| EXERCISE PROMPT |
Only lines containing the string "title" belong in the answer; find them in the records and copy them.

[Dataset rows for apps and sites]
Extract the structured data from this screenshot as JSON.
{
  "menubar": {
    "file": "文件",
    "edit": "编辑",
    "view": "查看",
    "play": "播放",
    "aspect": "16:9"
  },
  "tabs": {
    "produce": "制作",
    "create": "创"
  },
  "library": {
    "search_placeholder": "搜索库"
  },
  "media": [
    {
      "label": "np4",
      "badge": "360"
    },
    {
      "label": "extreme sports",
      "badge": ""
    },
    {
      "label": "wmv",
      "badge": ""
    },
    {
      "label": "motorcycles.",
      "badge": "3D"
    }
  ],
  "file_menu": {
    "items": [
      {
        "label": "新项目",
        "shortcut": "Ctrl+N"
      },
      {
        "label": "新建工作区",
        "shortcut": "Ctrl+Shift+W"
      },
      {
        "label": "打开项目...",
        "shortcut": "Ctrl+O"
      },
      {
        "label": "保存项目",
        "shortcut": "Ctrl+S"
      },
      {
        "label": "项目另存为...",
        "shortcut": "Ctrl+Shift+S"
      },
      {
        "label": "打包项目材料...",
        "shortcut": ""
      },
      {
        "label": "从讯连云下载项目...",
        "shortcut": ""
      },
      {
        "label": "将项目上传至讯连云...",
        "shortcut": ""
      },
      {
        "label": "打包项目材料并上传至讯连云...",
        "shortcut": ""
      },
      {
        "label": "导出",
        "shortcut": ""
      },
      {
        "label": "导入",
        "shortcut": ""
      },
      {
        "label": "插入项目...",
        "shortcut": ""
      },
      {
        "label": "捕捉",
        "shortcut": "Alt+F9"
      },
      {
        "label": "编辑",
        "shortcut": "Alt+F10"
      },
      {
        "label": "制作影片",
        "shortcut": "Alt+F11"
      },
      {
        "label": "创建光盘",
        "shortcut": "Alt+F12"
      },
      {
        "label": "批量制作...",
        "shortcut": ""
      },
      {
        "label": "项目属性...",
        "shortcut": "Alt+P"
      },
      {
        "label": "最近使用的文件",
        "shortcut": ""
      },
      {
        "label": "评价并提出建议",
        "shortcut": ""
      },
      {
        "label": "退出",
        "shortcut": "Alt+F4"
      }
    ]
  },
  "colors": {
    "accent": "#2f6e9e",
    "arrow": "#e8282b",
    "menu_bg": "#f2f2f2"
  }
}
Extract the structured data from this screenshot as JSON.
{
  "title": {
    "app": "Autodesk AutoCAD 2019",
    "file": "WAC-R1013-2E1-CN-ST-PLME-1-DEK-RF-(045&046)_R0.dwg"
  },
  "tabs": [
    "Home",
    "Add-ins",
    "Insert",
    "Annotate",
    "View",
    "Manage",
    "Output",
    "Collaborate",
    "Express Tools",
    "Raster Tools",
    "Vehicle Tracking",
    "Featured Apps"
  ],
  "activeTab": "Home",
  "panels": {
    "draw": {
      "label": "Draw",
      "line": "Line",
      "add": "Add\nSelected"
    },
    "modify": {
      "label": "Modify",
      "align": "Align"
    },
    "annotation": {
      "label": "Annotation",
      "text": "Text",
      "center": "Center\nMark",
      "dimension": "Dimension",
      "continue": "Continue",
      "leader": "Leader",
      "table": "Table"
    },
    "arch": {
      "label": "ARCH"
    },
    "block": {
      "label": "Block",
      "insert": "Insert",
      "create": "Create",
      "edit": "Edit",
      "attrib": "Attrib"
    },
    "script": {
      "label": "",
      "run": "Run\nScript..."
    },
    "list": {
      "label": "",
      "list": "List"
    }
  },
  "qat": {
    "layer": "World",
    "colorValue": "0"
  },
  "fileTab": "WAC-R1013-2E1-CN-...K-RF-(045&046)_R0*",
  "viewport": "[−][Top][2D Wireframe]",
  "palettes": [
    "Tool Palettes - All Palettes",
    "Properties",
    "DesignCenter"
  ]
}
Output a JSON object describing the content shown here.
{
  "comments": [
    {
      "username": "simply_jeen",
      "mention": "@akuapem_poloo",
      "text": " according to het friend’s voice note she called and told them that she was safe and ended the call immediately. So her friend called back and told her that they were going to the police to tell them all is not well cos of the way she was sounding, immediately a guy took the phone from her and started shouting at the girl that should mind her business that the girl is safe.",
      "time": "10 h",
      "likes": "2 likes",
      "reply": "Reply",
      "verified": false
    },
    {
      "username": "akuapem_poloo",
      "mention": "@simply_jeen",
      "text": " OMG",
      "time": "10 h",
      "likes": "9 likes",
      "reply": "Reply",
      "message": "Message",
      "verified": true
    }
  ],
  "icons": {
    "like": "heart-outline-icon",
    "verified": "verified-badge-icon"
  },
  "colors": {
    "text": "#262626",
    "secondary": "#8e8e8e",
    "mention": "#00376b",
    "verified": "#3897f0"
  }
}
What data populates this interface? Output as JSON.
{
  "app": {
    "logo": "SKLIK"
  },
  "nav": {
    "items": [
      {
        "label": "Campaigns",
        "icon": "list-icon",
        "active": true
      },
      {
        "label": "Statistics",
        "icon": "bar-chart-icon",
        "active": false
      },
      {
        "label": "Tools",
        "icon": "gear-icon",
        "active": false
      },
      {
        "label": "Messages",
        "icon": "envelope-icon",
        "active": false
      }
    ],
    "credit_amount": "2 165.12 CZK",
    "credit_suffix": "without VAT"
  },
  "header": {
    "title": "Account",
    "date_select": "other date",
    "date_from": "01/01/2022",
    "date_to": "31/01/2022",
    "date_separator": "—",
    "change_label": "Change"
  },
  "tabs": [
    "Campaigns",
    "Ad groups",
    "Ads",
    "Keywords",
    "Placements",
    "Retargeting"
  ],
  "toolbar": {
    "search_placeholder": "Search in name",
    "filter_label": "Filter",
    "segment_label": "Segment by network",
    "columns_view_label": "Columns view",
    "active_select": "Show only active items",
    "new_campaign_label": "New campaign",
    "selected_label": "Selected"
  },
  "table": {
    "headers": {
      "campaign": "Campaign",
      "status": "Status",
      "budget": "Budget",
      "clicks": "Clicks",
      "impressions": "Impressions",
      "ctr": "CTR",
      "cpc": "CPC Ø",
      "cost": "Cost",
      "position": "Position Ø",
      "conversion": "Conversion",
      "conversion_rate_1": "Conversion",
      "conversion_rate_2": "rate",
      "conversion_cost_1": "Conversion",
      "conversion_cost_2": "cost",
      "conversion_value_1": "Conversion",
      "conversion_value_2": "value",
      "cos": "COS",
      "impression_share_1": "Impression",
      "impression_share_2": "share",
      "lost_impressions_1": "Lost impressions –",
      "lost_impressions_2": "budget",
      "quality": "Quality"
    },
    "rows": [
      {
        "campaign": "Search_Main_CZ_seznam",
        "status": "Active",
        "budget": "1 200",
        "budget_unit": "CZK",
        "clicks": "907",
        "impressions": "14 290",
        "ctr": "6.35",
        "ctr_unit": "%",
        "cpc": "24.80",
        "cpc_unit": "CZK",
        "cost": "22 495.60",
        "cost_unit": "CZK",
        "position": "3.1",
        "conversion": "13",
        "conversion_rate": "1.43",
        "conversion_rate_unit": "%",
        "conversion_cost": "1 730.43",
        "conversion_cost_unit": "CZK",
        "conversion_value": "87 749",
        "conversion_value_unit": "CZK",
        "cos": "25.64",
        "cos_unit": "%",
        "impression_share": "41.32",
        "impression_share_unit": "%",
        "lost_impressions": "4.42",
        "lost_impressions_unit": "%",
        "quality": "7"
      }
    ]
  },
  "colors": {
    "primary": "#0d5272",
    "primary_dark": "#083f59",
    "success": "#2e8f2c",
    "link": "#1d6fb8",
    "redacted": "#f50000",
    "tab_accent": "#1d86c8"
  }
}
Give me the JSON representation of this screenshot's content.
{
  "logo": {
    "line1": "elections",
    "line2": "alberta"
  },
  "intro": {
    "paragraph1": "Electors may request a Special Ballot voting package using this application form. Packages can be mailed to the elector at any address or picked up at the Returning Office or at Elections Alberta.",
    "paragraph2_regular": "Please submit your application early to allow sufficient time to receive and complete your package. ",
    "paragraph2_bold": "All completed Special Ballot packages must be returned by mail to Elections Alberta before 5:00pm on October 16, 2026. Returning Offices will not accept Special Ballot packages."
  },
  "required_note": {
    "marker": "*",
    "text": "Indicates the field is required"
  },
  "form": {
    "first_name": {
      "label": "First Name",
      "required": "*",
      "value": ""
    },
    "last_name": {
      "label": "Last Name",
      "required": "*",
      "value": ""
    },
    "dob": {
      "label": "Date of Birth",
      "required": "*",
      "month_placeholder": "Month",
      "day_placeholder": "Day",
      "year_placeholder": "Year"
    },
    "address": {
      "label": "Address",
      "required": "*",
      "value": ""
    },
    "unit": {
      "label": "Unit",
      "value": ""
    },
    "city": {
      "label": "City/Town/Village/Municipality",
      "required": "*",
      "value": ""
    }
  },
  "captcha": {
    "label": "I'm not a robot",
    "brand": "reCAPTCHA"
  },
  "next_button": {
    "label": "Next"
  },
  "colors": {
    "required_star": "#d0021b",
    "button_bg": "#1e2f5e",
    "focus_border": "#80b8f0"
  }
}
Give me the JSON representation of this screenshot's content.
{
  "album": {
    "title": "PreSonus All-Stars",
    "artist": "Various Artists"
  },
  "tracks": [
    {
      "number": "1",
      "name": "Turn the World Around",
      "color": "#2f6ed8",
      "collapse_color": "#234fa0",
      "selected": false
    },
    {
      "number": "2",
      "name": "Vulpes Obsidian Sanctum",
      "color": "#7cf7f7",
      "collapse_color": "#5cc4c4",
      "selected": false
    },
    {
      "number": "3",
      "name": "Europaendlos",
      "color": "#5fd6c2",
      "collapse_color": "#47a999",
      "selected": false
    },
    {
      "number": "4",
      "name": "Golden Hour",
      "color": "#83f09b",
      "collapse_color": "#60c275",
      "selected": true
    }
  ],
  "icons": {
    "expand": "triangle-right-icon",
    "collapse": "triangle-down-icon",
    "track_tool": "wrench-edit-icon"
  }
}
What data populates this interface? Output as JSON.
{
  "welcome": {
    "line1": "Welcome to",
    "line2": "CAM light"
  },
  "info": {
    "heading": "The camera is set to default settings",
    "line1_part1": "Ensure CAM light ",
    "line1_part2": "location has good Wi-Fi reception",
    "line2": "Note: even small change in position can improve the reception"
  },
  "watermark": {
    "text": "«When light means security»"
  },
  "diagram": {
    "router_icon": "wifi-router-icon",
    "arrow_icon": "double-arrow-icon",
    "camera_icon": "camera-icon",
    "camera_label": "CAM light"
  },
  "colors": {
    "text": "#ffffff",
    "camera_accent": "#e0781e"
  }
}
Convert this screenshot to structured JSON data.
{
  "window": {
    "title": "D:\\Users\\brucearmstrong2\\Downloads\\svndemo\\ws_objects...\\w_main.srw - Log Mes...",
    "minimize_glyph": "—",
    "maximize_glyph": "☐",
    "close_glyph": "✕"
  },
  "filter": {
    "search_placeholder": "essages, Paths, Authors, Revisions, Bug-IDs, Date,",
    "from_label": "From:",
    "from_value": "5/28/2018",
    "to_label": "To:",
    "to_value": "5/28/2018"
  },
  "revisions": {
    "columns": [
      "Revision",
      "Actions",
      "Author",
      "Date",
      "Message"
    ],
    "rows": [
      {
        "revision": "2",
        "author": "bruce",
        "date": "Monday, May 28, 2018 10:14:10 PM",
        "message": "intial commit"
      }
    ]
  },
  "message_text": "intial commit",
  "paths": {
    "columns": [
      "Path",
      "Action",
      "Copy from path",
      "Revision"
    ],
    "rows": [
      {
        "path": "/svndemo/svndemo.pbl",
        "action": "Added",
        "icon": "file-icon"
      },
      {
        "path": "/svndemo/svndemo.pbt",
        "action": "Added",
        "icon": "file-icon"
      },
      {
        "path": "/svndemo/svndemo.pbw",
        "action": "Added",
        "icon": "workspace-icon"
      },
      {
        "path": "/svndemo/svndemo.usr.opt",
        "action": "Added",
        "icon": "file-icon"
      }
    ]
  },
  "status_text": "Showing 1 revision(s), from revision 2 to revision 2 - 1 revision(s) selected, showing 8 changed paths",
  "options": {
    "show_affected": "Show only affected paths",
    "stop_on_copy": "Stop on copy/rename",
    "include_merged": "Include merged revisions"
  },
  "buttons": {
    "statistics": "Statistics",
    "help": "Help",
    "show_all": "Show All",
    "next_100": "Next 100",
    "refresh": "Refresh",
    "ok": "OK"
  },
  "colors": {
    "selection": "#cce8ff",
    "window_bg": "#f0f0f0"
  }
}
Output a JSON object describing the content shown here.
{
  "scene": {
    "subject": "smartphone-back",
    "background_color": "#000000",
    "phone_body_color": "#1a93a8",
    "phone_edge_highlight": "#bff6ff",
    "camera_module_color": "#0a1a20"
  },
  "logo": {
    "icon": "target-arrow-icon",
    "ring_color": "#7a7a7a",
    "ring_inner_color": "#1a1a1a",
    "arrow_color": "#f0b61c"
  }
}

| TASK OUTPUT |
  "title": {
    "title": "Account",
    "title": "PreSonus All-Stars",
    "title": "D:\\Users\\brucearmstrong2\\Downloads\\svndemo\\ws_objects...\\w_main.srw - Log Mes...",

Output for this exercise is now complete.